Movement Restricted Due to 'Wuhan Coronavirus,' 'A Fatal Blow

In China, the epicenter of the new strain of the coronavirus, a powerful movement restriction policy has been implemented, with public transportation temporarily suspended and cities blocked.

China borders North Korea, which is the main route for North Koreans to defect. In order to defect from North Korea by land, there is no choice but to head to China. However, China is using its official power to forcibly repatriate North Korean refugees.

So many North Korean defectors are not reassured even if they cross the Yalu River and escape from the North. The unrest continues until it reaches "third countries" such as South Korea from China, and they are moving in secret to avoid being caught by local police.
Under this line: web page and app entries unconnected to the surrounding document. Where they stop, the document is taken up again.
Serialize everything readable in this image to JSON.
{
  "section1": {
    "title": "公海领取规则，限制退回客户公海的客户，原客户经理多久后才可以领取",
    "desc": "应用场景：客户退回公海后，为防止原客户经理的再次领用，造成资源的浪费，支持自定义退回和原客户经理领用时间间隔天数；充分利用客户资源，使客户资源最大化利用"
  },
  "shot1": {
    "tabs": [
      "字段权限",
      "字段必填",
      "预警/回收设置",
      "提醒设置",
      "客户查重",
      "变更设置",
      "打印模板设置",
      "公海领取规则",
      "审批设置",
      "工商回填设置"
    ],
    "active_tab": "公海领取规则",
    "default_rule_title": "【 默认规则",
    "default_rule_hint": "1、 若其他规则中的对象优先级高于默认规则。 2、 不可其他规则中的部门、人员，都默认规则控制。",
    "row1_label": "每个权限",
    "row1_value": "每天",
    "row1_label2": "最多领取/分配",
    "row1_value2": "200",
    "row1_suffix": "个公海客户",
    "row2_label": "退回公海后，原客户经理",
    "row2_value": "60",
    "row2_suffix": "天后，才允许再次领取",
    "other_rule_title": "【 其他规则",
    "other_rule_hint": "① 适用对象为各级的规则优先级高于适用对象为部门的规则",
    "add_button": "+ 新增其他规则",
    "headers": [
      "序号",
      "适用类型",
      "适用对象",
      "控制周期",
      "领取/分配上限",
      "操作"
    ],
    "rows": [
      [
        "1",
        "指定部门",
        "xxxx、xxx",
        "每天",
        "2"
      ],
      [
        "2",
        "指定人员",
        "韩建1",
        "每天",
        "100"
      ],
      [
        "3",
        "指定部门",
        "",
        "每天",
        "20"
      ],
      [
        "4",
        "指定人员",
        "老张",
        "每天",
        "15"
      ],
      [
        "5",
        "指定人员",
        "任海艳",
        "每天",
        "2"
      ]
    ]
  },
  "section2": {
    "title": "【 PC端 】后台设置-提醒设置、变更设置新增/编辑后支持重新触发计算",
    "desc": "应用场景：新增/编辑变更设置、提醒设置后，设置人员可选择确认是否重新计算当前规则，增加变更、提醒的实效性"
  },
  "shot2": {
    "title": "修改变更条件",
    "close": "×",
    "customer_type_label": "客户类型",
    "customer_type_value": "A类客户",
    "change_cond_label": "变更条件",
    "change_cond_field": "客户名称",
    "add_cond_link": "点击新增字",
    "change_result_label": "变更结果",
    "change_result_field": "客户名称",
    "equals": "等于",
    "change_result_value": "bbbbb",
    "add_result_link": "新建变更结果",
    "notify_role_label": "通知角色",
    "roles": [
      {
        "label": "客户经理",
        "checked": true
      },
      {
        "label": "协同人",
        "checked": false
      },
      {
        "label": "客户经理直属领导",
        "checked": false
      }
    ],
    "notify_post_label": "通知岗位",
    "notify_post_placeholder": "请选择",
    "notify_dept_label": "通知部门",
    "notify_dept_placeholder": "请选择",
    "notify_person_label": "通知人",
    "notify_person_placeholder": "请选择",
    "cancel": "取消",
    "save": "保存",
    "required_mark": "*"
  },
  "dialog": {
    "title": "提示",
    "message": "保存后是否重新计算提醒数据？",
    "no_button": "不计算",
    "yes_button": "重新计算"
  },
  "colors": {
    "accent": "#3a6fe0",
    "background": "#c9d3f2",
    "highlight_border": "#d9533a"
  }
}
To North Korean defectors in China whom should migrate immediately, 'new coronavirus' is becoming another disaster. North Korean human rights activists gathered their mouths and asked for prayers, saying North Korean defectors in China are in a difficult position due to the incident.

Kim Sung-eun, a pastor at the Kaleb Sun Church, said, "The civil and military are blocking the movement in China in general. "As North Korean defectors live in places because they can't move," he said. "That's why the food and clothing issue is a necessary reality right now."
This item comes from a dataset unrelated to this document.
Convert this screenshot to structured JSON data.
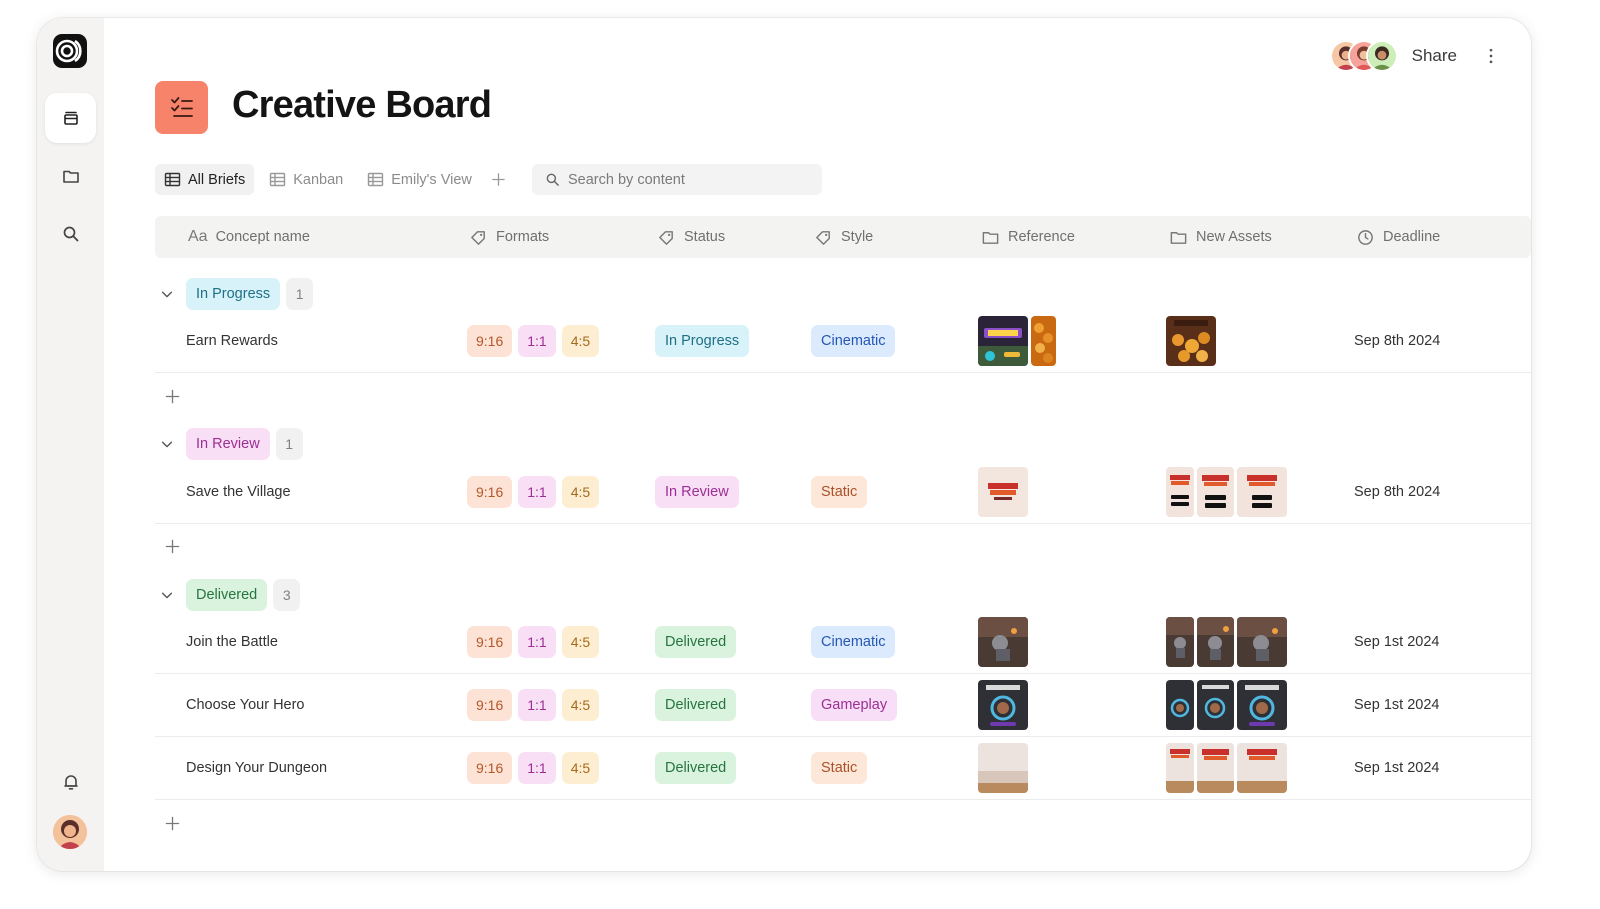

"We hope that North Korean defectors in China will pray so that everything necessary for their lives can be supported while the Wuhan pneumonia recede from their safe houses," Kim said on his SNS.

"All means of transportation and city inspections in China have been tightened," said Pastor Jeong Peter of the North Korean Justice Union, who is working to rescue North Korean defectors. Even rural village entrance was shut down, all activities of North Korean women from escaping was suspended," he said.

Local activist groups protecting North Korean defectors are facing growing difficulties, with the need to keep them safe until the incident ends.

Pastor Kim Kyu-ho (a permanent representative of the Sunmin Network) said, "North Korean defectors in China cannot receive proper treatment because of their status as refugees or illegal aliens. I am worried that being under a concealed place they may be affected by the incident," he said. "So, it is more urgent to revise the law on the protection of North Korean defectors."

Revising the law, Kim said, should provide a system for local embassies to actively move when urgent relief situations arise in third countries.